Some federal agencies continue to stonewall when it comes to the ongoing investigation into the Benghazi terrorist attacks, according to insiders familiar with the process. They say the House Benghazi Select Committee isn’t getting access to all relevant documents and witnesses.
That will be the topic of the committee’s first public hearing of 2015 called for Tuesday next week.
Most of the committee’s work since a (slightly) bipartisan vote created it May 8, 2014, has quietly focused on the massive task of gathering information. The committee has provided relevant federal agencies a list of several dozen witnesses it wishes to interview.
But Republican staff members are encountering some of the same roadblocks that other committees met as they investigated pieces of the events surrounding the Sept. 11, 2012, terrorist attacks on U.S. facilities in Benghazi, Libya. Four Americans, including U.S. Ambassador Chris Stevens, died in the assaults.
One congressional official noted that some federal agencies, such as the Justice Department, appear to be working to comply with committee requests, engaging in productive negotiations over requested materials and access to witnesses. However, the official says that there are still outstanding issues with the Justice Department, and that other agencies, including the State Department and some in the intelligence community, have not been as cooperative.
The House resolution creating the committee authorized it to investigate all aspects of what happened in Benghazi, as well as looking at how to improve executive branch cooperation with congressional oversight. Tuesday’s hearing is part of the effort to obtain a complete record of the events before, during and after the attacks, on a timely basis.
The committee’s goal is to strike a balance between information and witnesses withheld for legitimate reasons of national or individual security—and the possibility that those reasons may be improperly invoked to prevent the release of information embarrassing or damaging to the Obama administration or former Secretary of State Hillary Clinton.

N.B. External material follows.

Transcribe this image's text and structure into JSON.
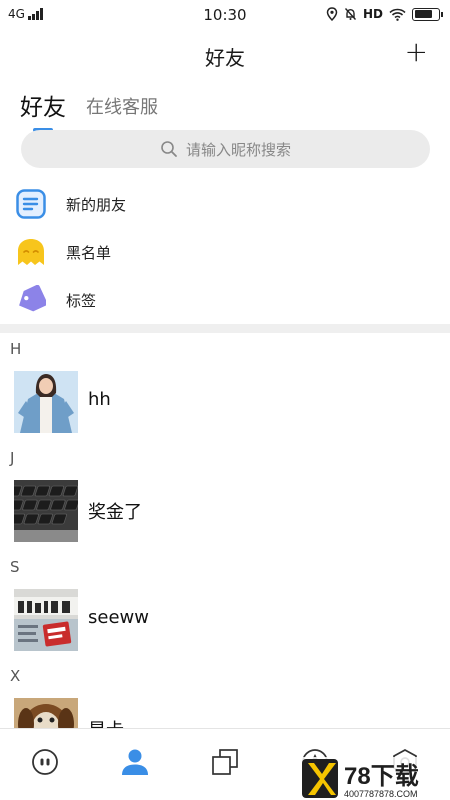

Much of the Benghazi committee’s work will be done in non-public interviews rather than public hearings. Committee Chairman Rep. Trey Gowdy, R-S.C., a former prosecutor, has said that format allows members and staff to spend “hours” with a relevant witness rather than having to ask questions in short, restricted bursts under the rules of a public hearing.
Democrats, including Rep. Elijah Cummings of Maryland, praised Gowdy’s measured approach last fall when he agreed to their request to have the first hearing be on their topic of choice: the Accountability Review Board’s recommendations and progress on implementing them.
“I sincerely hope the select committee will stay on the course of constructive reform and keep this goal as our north star,” Cummings said. “It would be a disservice to everyone involved to be lured off this path by partisan politics.”
Cummings did not respond to a request for comment for this article.
Sen. Barbara Boxer, D-Calif., has called the continuing investigation into Benghazi a Republican “witch hunt,” and said there have been more than enough hearings and all questions have been answered.
When asked to comment on the impetus behind next week’s hearing, Gowdy said it would be a “reasonable inference that we would not be having a hearing to compliment [the federal agencies] on the speed with which they have complied with [our] requests.”
What happens if federal agencies simply refuse to provide documents to Congress, as they have done in the past?
It’s not clear there is much Congress can or will do about it.
One official said they could try to get help from Senate Republicans to exert pressure, or could figure out a way to use the federal funding process, which is in the House’s hands, to exert pressure.
Among the many outstanding issues and questions the committee is expected to take on:
1) Interviewing key witnesses who have never yet appeared before any congressional committee.
2) Obtaining the elusive military “after action” report(s) that detail the military response and any issues encountered.
3) Piercing secret processes used by the Accountability Review Board in its investigation into the State Department’s actions.
4) Who was behind the administration’s decision to direct the narrative of the attacks as having been prompted by a YouTube video that caused a protest to spiral into violence?
5) Who wrote the original talking points and who was behind the edits and deletions before they were used by U.N. Ambassador Susan Rice when she appeared on Sunday network talk shows to discuss the attacks?
6) What did Rice know, and from whom, prior to her appearances on the programs?
7) Was there a State Department “document separation” operation designed to withhold embarrassing documents, as former Deputy Assistant Secretary of State Raymond Maxwell alleges? If so, who was behind it?
8) What role did presidential adviser Ben Rhodes and former Deputy CIA Director Mike Morell play in the talking points and narrative?
9) What light can former CIA Director Gen. David Petraeus shed on the events?